Action item:
Read the lines below, and copy any that contain the string "product".

Interface dataset entries
++++++++

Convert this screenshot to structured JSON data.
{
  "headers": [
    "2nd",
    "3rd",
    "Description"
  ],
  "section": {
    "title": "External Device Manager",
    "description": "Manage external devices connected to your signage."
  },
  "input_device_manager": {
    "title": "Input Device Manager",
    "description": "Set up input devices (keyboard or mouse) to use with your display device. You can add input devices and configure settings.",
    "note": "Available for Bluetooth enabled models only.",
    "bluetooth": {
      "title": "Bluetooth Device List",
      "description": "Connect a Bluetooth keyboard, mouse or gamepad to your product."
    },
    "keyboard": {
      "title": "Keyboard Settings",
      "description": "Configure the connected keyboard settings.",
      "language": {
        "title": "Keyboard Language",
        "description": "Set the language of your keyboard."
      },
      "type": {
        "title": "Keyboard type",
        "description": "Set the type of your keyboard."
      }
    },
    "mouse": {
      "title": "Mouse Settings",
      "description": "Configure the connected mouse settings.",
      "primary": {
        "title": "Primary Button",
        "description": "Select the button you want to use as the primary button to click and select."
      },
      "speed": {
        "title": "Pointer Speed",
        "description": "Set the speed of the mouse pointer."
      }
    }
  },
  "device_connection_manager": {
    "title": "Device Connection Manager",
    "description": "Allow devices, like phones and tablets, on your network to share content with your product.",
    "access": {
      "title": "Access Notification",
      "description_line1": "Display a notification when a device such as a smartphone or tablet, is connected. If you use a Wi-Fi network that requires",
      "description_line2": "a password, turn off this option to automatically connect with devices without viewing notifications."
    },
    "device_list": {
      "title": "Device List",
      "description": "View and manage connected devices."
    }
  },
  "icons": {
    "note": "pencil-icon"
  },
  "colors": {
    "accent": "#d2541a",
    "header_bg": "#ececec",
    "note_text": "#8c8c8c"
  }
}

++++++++

Task answer:
      "description": "Connect a Bluetooth keyboard, mouse or gamepad to your product."
    "description": "Allow devices, like phones and tablets, on your network to share content with your product.",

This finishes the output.